Whatever mind stack you need to create for yourself, you need to start renewing your mind somewhere. As a starting point, when thoughts enter, ask yourself: Is this thought useful? Could this thought be a distortion? Use the wisdom the Apostle Paul wrote in Philippians 4:6-9. Think on whatever is true, right, pure, lovely, admirable, excellent or praiseworthy—even about yourself.
If you have a hard time keeping your thoughts in check, then write down what’s good. Literally, on paper, make columns with headings for “What’s Right” and “What’s Pure,” etc. Write under each of those columns the things in your life that fit each category. Add to it. Think on it! Meditate on the goodness of God. It’s no coincidence that Paul began that passage by telling us to “not be anxious about anything.” Reminding yourself of all the goodness that God has placed in your life is the first step toward kicking lies out of your mind for good.
Lastly, you need to talk to someone. You need to verbalize what’s going on, especially if you’ve been in the mental swirl of a negative mind stack for a long time. If your mind can’t get out of a battle, then lean on a trusted friend. Consider counseling. I went for 10 months, and it was a great help just sorting through the mess my mind had gotten into. Once you’re out of the mess, you can stay out by practicing renewing your mind. The opportunities to fall into the trap will still exist. I wish I could say that anxiety and negative thinking are never a part of me anymore, however, I can say that I’m more equipped to recognize and handle those thoughts so they don’t get trapped in my mind.

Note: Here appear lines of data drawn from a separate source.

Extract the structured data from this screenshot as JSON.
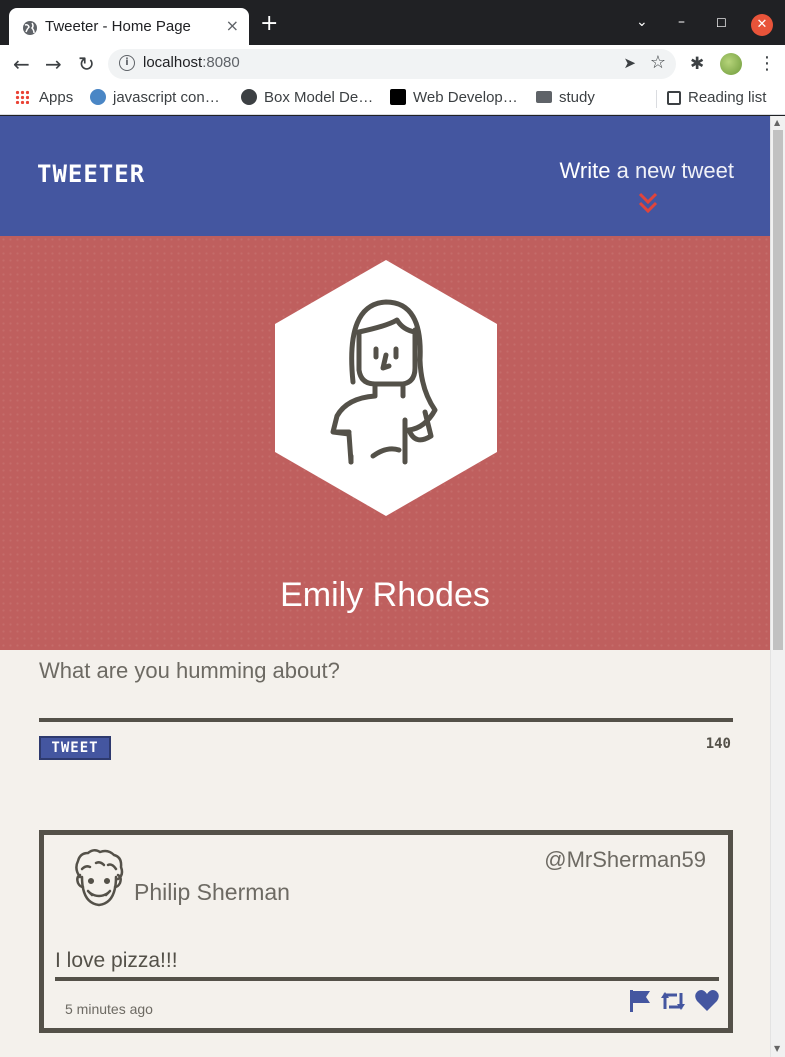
{
  "browser": {
    "tab_title": "Tweeter - Home Page",
    "tab_close": "×",
    "new_tab": "+",
    "url_host": "localhost",
    "url_port": ":8080",
    "bookmarks": [
      {
        "label": "Apps"
      },
      {
        "label": "javascript con…"
      },
      {
        "label": "Box Model De…"
      },
      {
        "label": "Web Develop…"
      },
      {
        "label": "study"
      }
    ],
    "reading_list": "Reading list"
  },
  "nav": {
    "brand": "TWEETER",
    "compose_write": "Write",
    "compose_rest": " a new tweet"
  },
  "profile": {
    "name": "Emily Rhodes"
  },
  "new_tweet": {
    "placeholder": "What are you humming about?",
    "button": "TWEET",
    "counter": "140"
  },
  "tweets": [
    {
      "name": "Philip Sherman",
      "handle": "@MrSherman59",
      "content": "I love pizza!!!",
      "time": "5 minutes ago"
    }
  ],
  "colors": {
    "nav": "#4456a0",
    "header": "#bf5f5e",
    "page": "#f4f1ec",
    "text": "#545149",
    "accent": "#e8543a"
  }
}
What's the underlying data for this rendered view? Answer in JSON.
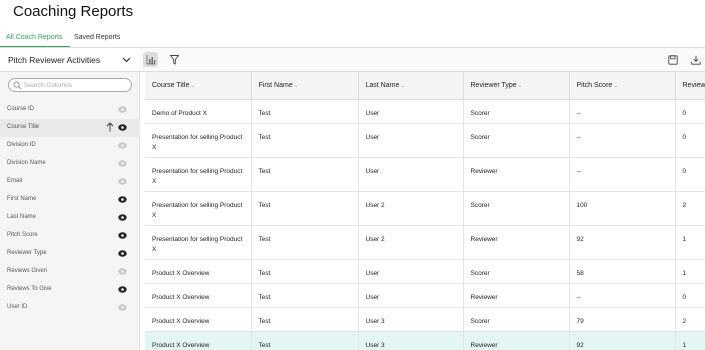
{
  "page_title": "Coaching Reports",
  "tabs": [
    {
      "label": "All Coach Reports",
      "active": true
    },
    {
      "label": "Saved Reports",
      "active": false
    }
  ],
  "dataset": {
    "selected": "Pitch Reviewer Activities"
  },
  "search": {
    "placeholder": "Search Columns"
  },
  "columns": [
    {
      "label": "Course ID",
      "visible": false
    },
    {
      "label": "Course Title",
      "visible": true,
      "sorted": "asc"
    },
    {
      "label": "Division ID",
      "visible": false
    },
    {
      "label": "Division Name",
      "visible": false
    },
    {
      "label": "Email",
      "visible": false
    },
    {
      "label": "First Name",
      "visible": true
    },
    {
      "label": "Last Name",
      "visible": true
    },
    {
      "label": "Pitch Score",
      "visible": true
    },
    {
      "label": "Reviewer Type",
      "visible": true
    },
    {
      "label": "Reviews Given",
      "visible": false
    },
    {
      "label": "Reviews To Give",
      "visible": true
    },
    {
      "label": "User ID",
      "visible": false
    }
  ],
  "toolbar": {
    "chart_icon": "bar-chart-icon",
    "filter_icon": "filter-icon",
    "save_icon": "save-icon",
    "download_icon": "download-icon"
  },
  "table": {
    "headers": [
      "Course Title",
      "First Name",
      "Last Name",
      "Reviewer Type",
      "Pitch Score",
      "Review"
    ],
    "rows": [
      [
        "Demo of Product X",
        "Test",
        "User",
        "Scorer",
        "--",
        "0"
      ],
      [
        "Presentation for selling Product X",
        "Test",
        "User",
        "Scorer",
        "--",
        "0"
      ],
      [
        "Presentation for selling Product X",
        "Test",
        "User",
        "Reviewer",
        "--",
        "0"
      ],
      [
        "Presentation for selling Product X",
        "Test",
        "User 2",
        "Scorer",
        "100",
        "2"
      ],
      [
        "Presentation for selling Product X",
        "Test",
        "User 2",
        "Reviewer",
        "92",
        "1"
      ],
      [
        "Product X Overview",
        "Test",
        "User",
        "Scorer",
        "58",
        "1"
      ],
      [
        "Product X Overview",
        "Test",
        "User",
        "Reviewer",
        "--",
        "0"
      ],
      [
        "Product X Overview",
        "Test",
        "User 3",
        "Scorer",
        "79",
        "2"
      ],
      [
        "Product X Overview",
        "Test",
        "User 3",
        "Reviewer",
        "92",
        "1"
      ]
    ],
    "selected_row": 8
  },
  "colors": {
    "accent": "#3aa15b",
    "selected_row": "#e4f6f2"
  }
}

Do not be anxious about anything, but in every situation, by prayer and petition, with thanksgiving, present your requests to God. And the peace of God, which transcends all understanding, will guard your hearts and your minds in Christ Jesus. Finally, brothers and sisters, whatever is true, whatever is noble, whatever is right, whatever is pure, whatever is lovely, whatever is admirable—if anything is excellent or praiseworthy—think about such things. Philippians 4:6-8 NIV